Page and application data records
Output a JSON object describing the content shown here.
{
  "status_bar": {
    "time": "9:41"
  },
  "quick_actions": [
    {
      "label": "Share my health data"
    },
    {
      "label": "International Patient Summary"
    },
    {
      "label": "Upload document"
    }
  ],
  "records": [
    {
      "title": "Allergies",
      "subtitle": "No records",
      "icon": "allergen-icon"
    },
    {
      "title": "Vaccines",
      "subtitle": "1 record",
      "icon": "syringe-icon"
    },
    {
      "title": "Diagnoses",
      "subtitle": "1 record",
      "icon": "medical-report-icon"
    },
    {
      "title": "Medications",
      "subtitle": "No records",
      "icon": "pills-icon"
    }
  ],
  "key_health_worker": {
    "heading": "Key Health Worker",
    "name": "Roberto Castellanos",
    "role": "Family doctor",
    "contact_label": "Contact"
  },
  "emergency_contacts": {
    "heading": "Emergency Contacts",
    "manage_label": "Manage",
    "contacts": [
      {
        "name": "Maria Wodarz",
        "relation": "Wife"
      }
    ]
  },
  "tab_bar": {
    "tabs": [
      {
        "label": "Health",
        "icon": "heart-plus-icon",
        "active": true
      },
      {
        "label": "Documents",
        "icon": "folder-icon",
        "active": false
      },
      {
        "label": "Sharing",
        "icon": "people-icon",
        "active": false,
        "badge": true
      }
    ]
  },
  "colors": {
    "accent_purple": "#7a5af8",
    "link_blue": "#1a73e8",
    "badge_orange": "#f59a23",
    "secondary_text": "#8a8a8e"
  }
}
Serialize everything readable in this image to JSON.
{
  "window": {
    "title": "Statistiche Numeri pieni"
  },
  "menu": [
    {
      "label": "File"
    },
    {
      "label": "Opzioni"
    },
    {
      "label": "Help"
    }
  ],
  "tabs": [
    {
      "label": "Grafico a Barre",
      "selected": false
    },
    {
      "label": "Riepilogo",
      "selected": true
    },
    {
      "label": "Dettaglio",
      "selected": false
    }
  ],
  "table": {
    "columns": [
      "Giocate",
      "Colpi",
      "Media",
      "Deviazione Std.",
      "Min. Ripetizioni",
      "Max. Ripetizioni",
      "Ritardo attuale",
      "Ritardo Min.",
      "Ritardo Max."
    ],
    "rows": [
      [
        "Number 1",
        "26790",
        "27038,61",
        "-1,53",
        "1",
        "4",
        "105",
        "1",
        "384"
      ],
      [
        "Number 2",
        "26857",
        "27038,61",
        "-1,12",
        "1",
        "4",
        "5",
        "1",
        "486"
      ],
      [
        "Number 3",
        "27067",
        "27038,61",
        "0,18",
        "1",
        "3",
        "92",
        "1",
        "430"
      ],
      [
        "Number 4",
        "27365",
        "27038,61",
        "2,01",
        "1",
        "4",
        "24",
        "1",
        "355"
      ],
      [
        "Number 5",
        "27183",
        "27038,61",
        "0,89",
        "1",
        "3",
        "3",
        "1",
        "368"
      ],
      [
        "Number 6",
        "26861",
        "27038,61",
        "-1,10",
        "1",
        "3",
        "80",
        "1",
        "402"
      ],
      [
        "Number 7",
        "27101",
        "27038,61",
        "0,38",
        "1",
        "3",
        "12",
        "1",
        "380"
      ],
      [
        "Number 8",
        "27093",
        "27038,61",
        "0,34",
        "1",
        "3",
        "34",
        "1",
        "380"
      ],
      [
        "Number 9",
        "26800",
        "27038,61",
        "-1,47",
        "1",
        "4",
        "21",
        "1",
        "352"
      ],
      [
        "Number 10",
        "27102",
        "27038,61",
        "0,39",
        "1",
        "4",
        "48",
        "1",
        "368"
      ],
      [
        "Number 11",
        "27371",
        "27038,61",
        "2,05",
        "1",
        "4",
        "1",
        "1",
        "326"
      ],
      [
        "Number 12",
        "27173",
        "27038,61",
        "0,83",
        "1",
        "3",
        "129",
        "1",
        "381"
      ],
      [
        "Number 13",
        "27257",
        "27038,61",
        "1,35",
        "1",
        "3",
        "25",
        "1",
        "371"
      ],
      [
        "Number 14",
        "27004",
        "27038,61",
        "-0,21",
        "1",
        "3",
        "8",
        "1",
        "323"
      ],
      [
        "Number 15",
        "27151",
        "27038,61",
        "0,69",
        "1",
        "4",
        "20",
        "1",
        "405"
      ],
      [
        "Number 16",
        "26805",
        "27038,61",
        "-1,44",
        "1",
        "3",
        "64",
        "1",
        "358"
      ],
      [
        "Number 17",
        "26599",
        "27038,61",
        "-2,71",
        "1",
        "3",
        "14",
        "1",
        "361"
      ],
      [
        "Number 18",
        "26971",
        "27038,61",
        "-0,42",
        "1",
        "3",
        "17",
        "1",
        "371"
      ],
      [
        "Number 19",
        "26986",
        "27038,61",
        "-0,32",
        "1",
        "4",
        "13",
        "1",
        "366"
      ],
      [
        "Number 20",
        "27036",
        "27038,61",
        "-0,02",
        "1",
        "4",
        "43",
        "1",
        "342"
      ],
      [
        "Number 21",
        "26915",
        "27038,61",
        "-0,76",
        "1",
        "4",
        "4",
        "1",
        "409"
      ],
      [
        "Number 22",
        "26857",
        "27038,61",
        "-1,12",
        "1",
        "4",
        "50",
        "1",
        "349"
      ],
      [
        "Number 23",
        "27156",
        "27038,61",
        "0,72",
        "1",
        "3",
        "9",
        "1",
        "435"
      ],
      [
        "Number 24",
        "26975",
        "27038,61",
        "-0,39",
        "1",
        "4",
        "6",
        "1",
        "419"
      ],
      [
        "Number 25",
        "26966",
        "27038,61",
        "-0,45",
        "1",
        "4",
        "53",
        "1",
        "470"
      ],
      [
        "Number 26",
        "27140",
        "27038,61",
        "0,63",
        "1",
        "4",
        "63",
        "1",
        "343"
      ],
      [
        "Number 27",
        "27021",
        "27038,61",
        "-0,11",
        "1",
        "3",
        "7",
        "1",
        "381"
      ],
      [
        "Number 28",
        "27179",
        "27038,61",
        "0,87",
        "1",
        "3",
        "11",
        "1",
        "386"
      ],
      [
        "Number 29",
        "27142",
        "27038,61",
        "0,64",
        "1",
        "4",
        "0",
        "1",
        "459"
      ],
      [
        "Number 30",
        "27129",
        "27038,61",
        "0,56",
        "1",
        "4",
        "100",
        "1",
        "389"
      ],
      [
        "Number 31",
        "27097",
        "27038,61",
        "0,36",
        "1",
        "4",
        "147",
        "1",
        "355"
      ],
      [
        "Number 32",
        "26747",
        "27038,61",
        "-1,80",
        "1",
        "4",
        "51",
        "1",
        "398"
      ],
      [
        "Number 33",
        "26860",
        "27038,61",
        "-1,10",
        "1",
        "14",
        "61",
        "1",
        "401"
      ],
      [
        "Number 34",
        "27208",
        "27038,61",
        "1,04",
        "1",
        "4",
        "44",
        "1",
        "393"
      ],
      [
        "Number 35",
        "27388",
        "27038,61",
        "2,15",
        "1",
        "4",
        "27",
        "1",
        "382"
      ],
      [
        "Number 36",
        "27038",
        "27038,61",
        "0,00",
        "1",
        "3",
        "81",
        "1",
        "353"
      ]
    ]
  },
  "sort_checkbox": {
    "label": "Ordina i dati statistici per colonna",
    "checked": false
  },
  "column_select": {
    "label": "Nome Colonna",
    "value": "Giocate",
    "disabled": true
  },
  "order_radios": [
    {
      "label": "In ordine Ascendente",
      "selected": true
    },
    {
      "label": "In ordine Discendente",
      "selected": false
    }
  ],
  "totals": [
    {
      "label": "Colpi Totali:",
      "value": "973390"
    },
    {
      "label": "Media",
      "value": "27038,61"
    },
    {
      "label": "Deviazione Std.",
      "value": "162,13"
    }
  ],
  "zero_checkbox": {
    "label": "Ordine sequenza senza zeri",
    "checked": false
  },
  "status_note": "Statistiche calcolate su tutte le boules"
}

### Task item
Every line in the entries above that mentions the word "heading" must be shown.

### Task response
    "heading": "Key Health Worker",
    "heading": "Emergency Contacts",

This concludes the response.